**What you need to do:** Please repeat the records word for word and skip the pictures.

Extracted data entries
= = =
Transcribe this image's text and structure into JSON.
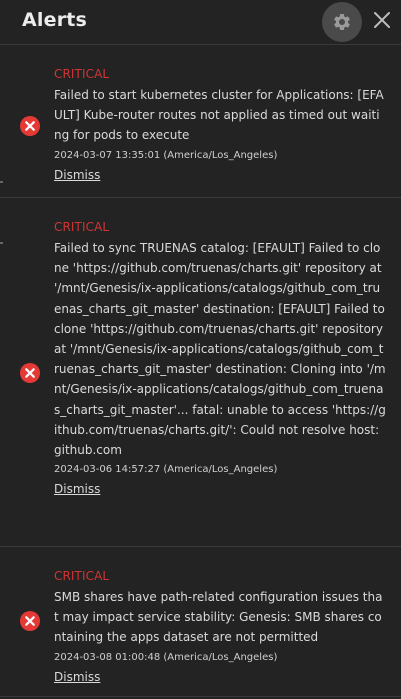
{
  "panel": {
    "title": "Alerts"
  },
  "alerts": [
    {
      "level": "CRITICAL",
      "message": "Failed to start kubernetes cluster for Applications: [EFAULT] Kube-router routes not applied as timed out waiting for pods to execute",
      "timestamp": "2024-03-07 13:35:01 (America/Los_Angeles)",
      "dismiss_label": "Dismiss"
    },
    {
      "level": "CRITICAL",
      "message": "Failed to sync TRUENAS catalog: [EFAULT] Failed to clone 'https://github.com/truenas/charts.git' repository at '/mnt/Genesis/ix-applications/catalogs/github_com_truenas_charts_git_master' destination: [EFAULT] Failed to clone 'https://github.com/truenas/charts.git' repository at '/mnt/Genesis/ix-applications/catalogs/github_com_truenas_charts_git_master' destination: Cloning into '/mnt/Genesis/ix-applications/catalogs/github_com_truenas_charts_git_master'... fatal: unable to access 'https://github.com/truenas/charts.git/': Could not resolve host: github.com",
      "timestamp": "2024-03-06 14:57:27 (America/Los_Angeles)",
      "dismiss_label": "Dismiss"
    },
    {
      "level": "CRITICAL",
      "message": "SMB shares have path-related configuration issues that may impact service stability: Genesis: SMB shares containing the apps dataset are not permitted",
      "timestamp": "2024-03-08 01:00:48 (America/Los_Angeles)",
      "dismiss_label": "Dismiss"
    }
  ],
  "colors": {
    "background": "#232323",
    "critical": "#d13434",
    "text": "#dadada",
    "icon_red": "#e53935"
  },
  "icons": {
    "settings": "gear-icon",
    "close": "close-icon",
    "alert": "error-circle-icon"
  }
}
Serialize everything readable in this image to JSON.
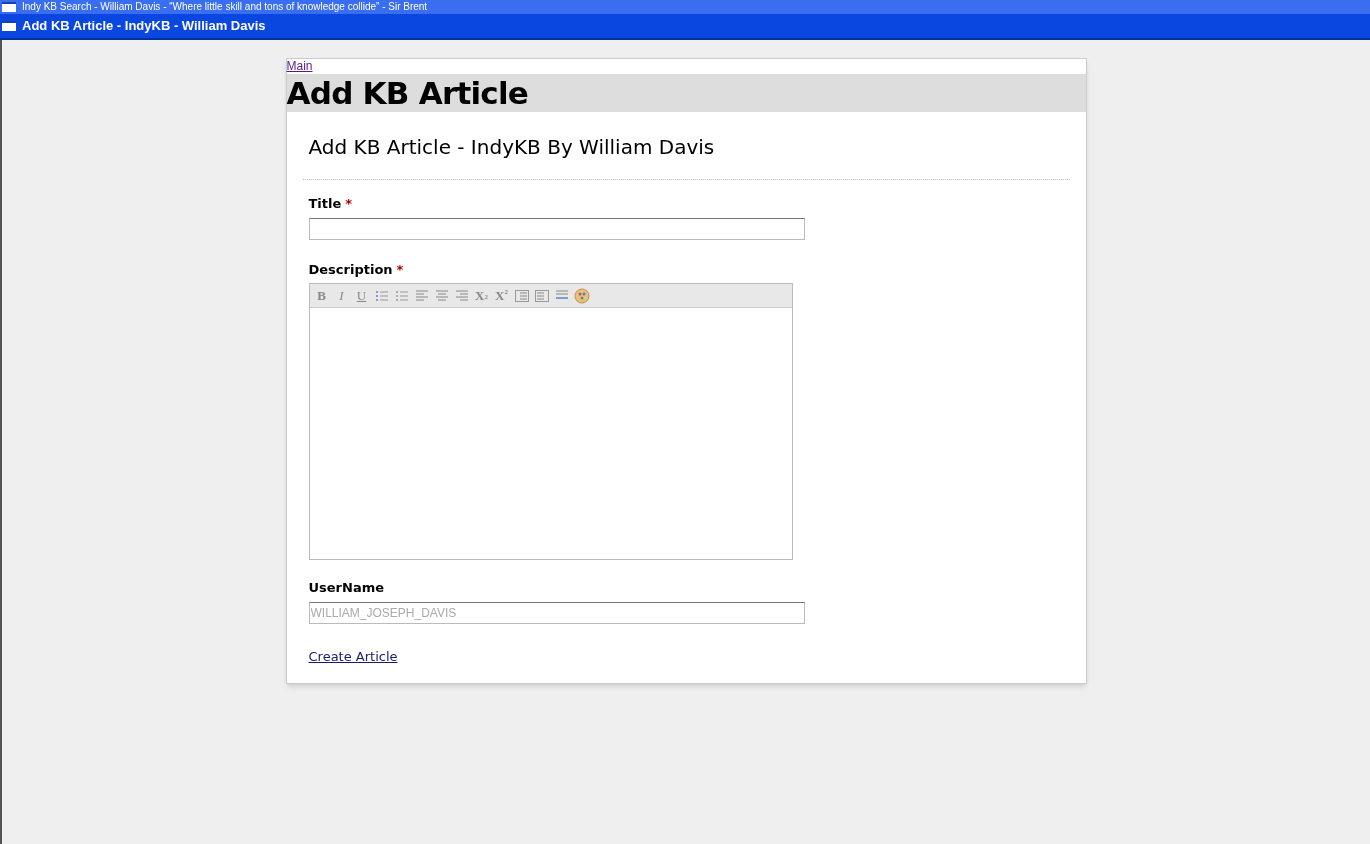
{
  "windows": [
    {
      "title": "Indy KB Search - William Davis - “Where little skill and tons of knowledge collide” - Sir Brent",
      "active": false
    },
    {
      "title": "Add KB Article - IndyKB - William Davis",
      "active": true
    }
  ],
  "breadcrumb": "Main",
  "page_heading": "Add KB Article",
  "form": {
    "title": "Add KB Article - IndyKB By William Davis",
    "fields": [
      {
        "kind": "text",
        "label": "Title",
        "required_mark": "*"
      },
      {
        "kind": "editor",
        "label": "Description",
        "required_mark": "*",
        "toolbar": [
          {
            "kind": "bold",
            "label": "B"
          },
          {
            "kind": "italic",
            "label": "I"
          },
          {
            "kind": "underline",
            "label": "U"
          },
          {
            "kind": "ol"
          },
          {
            "kind": "ul"
          },
          {
            "kind": "left"
          },
          {
            "kind": "center"
          },
          {
            "kind": "right"
          },
          {
            "kind": "sub",
            "label": "X",
            "index": "2"
          },
          {
            "kind": "sup",
            "label": "X",
            "index": "2"
          },
          {
            "kind": "outdent"
          },
          {
            "kind": "indent"
          },
          {
            "kind": "rule"
          },
          {
            "kind": "color"
          }
        ]
      },
      {
        "kind": "text",
        "label": "UserName",
        "value": "WILLIAM_JOSEPH_DAVIS",
        "disabled": true
      }
    ],
    "submit": "Create Article"
  }
}
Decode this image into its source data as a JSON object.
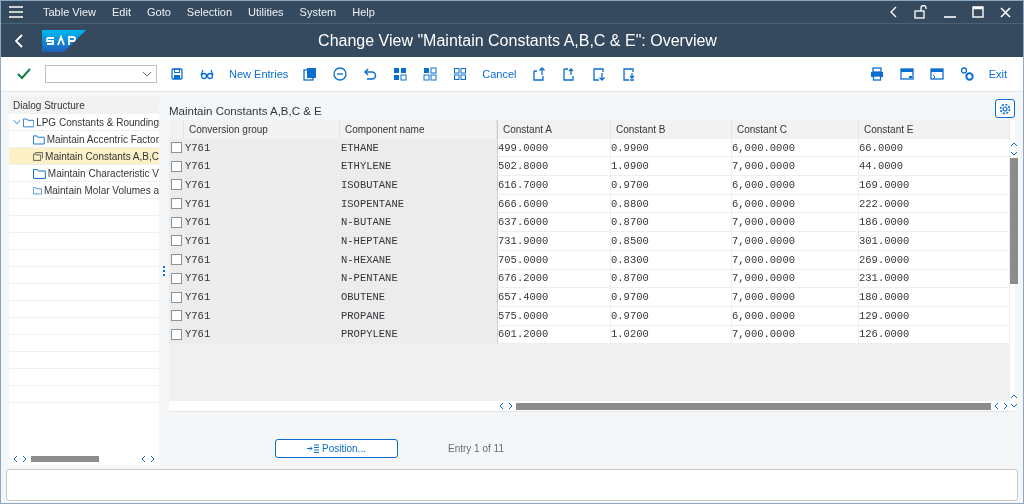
{
  "menu": [
    "Table View",
    "Edit",
    "Goto",
    "Selection",
    "Utilities",
    "System",
    "Help"
  ],
  "title": "Change View \"Maintain Constants A,B,C & E\": Overview",
  "toolbar": {
    "new_button": "New Entries",
    "cancel_button": "Cancel",
    "exit_button": "Exit"
  },
  "dialog_structure": {
    "title": "Dialog Structure",
    "tree": [
      {
        "label": "LPG Constants & Rounding",
        "expanded": true,
        "selected": false,
        "children": [
          {
            "label": "Maintain Accentric Factor",
            "selected": false
          },
          {
            "label": "Maintain Constants A,B,C",
            "selected": true
          },
          {
            "label": "Maintain Characteristic V",
            "selected": false
          },
          {
            "label": "Maintain Molar Volumes a",
            "selected": false
          }
        ]
      }
    ]
  },
  "table": {
    "title": "Maintain Constants A,B,C & E",
    "columns": [
      "Conversion group",
      "Component name",
      "Constant A",
      "Constant B",
      "Constant C",
      "Constant E"
    ],
    "rows": [
      {
        "checked": false,
        "cells": [
          "Y761",
          "ETHANE",
          "499.0000",
          "0.9900",
          "6,000.0000",
          "66.0000"
        ]
      },
      {
        "checked": false,
        "cells": [
          "Y761",
          "ETHYLENE",
          "502.8000",
          "1.0900",
          "7,000.0000",
          "44.0000"
        ]
      },
      {
        "checked": false,
        "cells": [
          "Y761",
          "ISOBUTANE",
          "616.7000",
          "0.9700",
          "6,000.0000",
          "169.0000"
        ]
      },
      {
        "checked": false,
        "cells": [
          "Y761",
          "ISOPENTANE",
          "666.6000",
          "0.8800",
          "6,000.0000",
          "222.0000"
        ]
      },
      {
        "checked": false,
        "cells": [
          "Y761",
          "N-BUTANE",
          "637.6000",
          "0.8700",
          "7,000.0000",
          "186.0000"
        ]
      },
      {
        "checked": false,
        "cells": [
          "Y761",
          "N-HEPTANE",
          "731.9000",
          "0.8500",
          "7,000.0000",
          "301.0000"
        ]
      },
      {
        "checked": false,
        "cells": [
          "Y761",
          "N-HEXANE",
          "705.0000",
          "0.8300",
          "7,000.0000",
          "269.0000"
        ]
      },
      {
        "checked": false,
        "cells": [
          "Y761",
          "N-PENTANE",
          "676.2000",
          "0.8700",
          "7,000.0000",
          "231.0000"
        ]
      },
      {
        "checked": false,
        "cells": [
          "Y761",
          "OBUTENE",
          "657.4000",
          "0.9700",
          "7,000.0000",
          "180.0000"
        ]
      },
      {
        "checked": false,
        "cells": [
          "Y761",
          "PROPANE",
          "575.0000",
          "0.9700",
          "6,000.0000",
          "129.0000"
        ]
      },
      {
        "checked": false,
        "cells": [
          "Y761",
          "PROPYLENE",
          "601.2000",
          "1.0200",
          "7,000.0000",
          "126.0000"
        ]
      }
    ]
  },
  "position_button": "Position...",
  "entry_info": "Entry 1 of 11"
}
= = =
**Exercise solution:**
Transcribe this image's text and structure into JSON.
{
  "panel": {
    "title": "Alerts"
  },
  "alerts": [
    {
      "level": "CRITICAL",
      "message": "Failed to start kubernetes cluster for Applications: [EFAULT] Kube-router routes not applied as timed out waiting for pods to execute",
      "timestamp": "2024-03-07 13:35:01 (America/Los_Angeles)",
      "dismiss_label": "Dismiss"
    },
    {
      "level": "CRITICAL",
      "message": "Failed to sync TRUENAS catalog: [EFAULT] Failed to clone 'https://github.com/truenas/charts.git' repository at '/mnt/Genesis/ix-applications/catalogs/github_com_truenas_charts_git_master' destination: [EFAULT] Failed to clone 'https://github.com/truenas/charts.git' repository at '/mnt/Genesis/ix-applications/catalogs/github_com_truenas_charts_git_master' destination: Cloning into '/mnt/Genesis/ix-applications/catalogs/github_com_truenas_charts_git_master'... fatal: unable to access 'https://github.com/truenas/charts.git/': Could not resolve host: github.com",
      "timestamp": "2024-03-06 14:57:27 (America/Los_Angeles)",
      "dismiss_label": "Dismiss"
    },
    {
      "level": "CRITICAL",
      "message": "SMB shares have path-related configuration issues that may impact service stability: Genesis: SMB shares containing the apps dataset are not permitted",
      "timestamp": "2024-03-08 01:00:48 (America/Los_Angeles)",
      "dismiss_label": "Dismiss"
    }
  ],
  "colors": {
    "background": "#232323",
    "critical": "#d13434",
    "text": "#dadada",
    "icon_red": "#e53935"
  },
  "icons": {
    "settings": "gear-icon",
    "close": "close-icon",
    "alert": "error-circle-icon"
  }
}
Serialize everything readable in this image to JSON.
{
  "windows": [
    {
      "title": "Indy KB Search - William Davis - “Where little skill and tons of knowledge collide” - Sir Brent",
      "active": false
    },
    {
      "title": "Add KB Article - IndyKB - William Davis",
      "active": true
    }
  ],
  "breadcrumb": "Main",
  "page_heading": "Add KB Article",
  "form": {
    "title": "Add KB Article - IndyKB By William Davis",
    "fields": [
      {
        "kind": "text",
        "label": "Title",
        "required_mark": "*"
      },
      {
        "kind": "editor",
        "label": "Description",
        "required_mark": "*",
        "toolbar": [
          {
            "kind": "bold",
            "label": "B"
          },
          {
            "kind": "italic",
            "label": "I"
          },
          {
            "kind": "underline",
            "label": "U"
          },
          {
            "kind": "ol"
          },
          {
            "kind": "ul"
          },
          {
            "kind": "left"
          },
          {
            "kind": "center"
          },
          {
            "kind": "right"
          },
          {
            "kind": "sub",
            "label": "X",
            "index": "2"
          },
          {
            "kind": "sup",
            "label": "X",
            "index": "2"
          },
          {
            "kind": "outdent"
          },
          {
            "kind": "indent"
          },
          {
            "kind": "rule"
          },
          {
            "kind": "color"
          }
        ]
      },
      {
        "kind": "text",
        "label": "UserName",
        "value": "WILLIAM_JOSEPH_DAVIS",
        "disabled": true
      }
    ],
    "submit": "Create Article"
  }
}
Decode this image into its source data as a JSON object.
{
  "menu": [
    "Table View",
    "Edit",
    "Goto",
    "Selection",
    "Utilities",
    "System",
    "Help"
  ],
  "title": "Change View \"Maintain Constants A,B,C & E\": Overview",
  "toolbar": {
    "new_button": "New Entries",
    "cancel_button": "Cancel",
    "exit_button": "Exit"
  },
  "dialog_structure": {
    "title": "Dialog Structure",
    "tree": [
      {
        "label": "LPG Constants & Rounding",
        "expanded": true,
        "selected": false,
        "children": [
          {
            "label": "Maintain Accentric Factor",
            "selected": false
          },
          {
            "label": "Maintain Constants A,B,C",
            "selected": true
          },
          {
            "label": "Maintain Characteristic V",
            "selected": false
          },
          {
            "label": "Maintain Molar Volumes a",
            "selected": false
          }
        ]
      }
    ]
  },
  "table": {
    "title": "Maintain Constants A,B,C & E",
    "columns": [
      "Conversion group",
      "Component name",
      "Constant A",
      "Constant B",
      "Constant C",
      "Constant E"
    ],
    "rows": [
      {
        "checked": false,
        "cells": [
          "Y761",
          "ETHANE",
          "499.0000",
          "0.9900",
          "6,000.0000",
          "66.0000"
        ]
      },
      {
        "checked": false,
        "cells": [
          "Y761",
          "ETHYLENE",
          "502.8000",
          "1.0900",
          "7,000.0000",
          "44.0000"
        ]
      },
      {
        "checked": false,
        "cells": [
          "Y761",
          "ISOBUTANE",
          "616.7000",
          "0.9700",
          "6,000.0000",
          "169.0000"
        ]
      },
      {
        "checked": false,
        "cells": [
          "Y761",
          "ISOPENTANE",
          "666.6000",
          "0.8800",
          "6,000.0000",
          "222.0000"
        ]
      },
      {
        "checked": false,
        "cells": [
          "Y761",
          "N-BUTANE",
          "637.6000",
          "0.8700",
          "7,000.0000",
          "186.0000"
        ]
      },
      {
        "checked": false,
        "cells": [
          "Y761",
          "N-HEPTANE",
          "731.9000",
          "0.8500",
          "7,000.0000",
          "301.0000"
        ]
      },
      {
        "checked": false,
        "cells": [
          "Y761",
          "N-HEXANE",
          "705.0000",
          "0.8300",
          "7,000.0000",
          "269.0000"
        ]
      },
      {
        "checked": false,
        "cells": [
          "Y761",
          "N-PENTANE",
          "676.2000",
          "0.8700",
          "7,000.0000",
          "231.0000"
        ]
      },
      {
        "checked": false,
        "cells": [
          "Y761",
          "OBUTENE",
          "657.4000",
          "0.9700",
          "7,000.0000",
          "180.0000"
        ]
      },
      {
        "checked": false,
        "cells": [
          "Y761",
          "PROPANE",
          "575.0000",
          "0.9700",
          "6,000.0000",
          "129.0000"
        ]
      },
      {
        "checked": false,
        "cells": [
          "Y761",
          "PROPYLENE",
          "601.2000",
          "1.0200",
          "7,000.0000",
          "126.0000"
        ]
      }
    ]
  },
  "position_button": "Position...",
  "entry_info": "Entry 1 of 11"
}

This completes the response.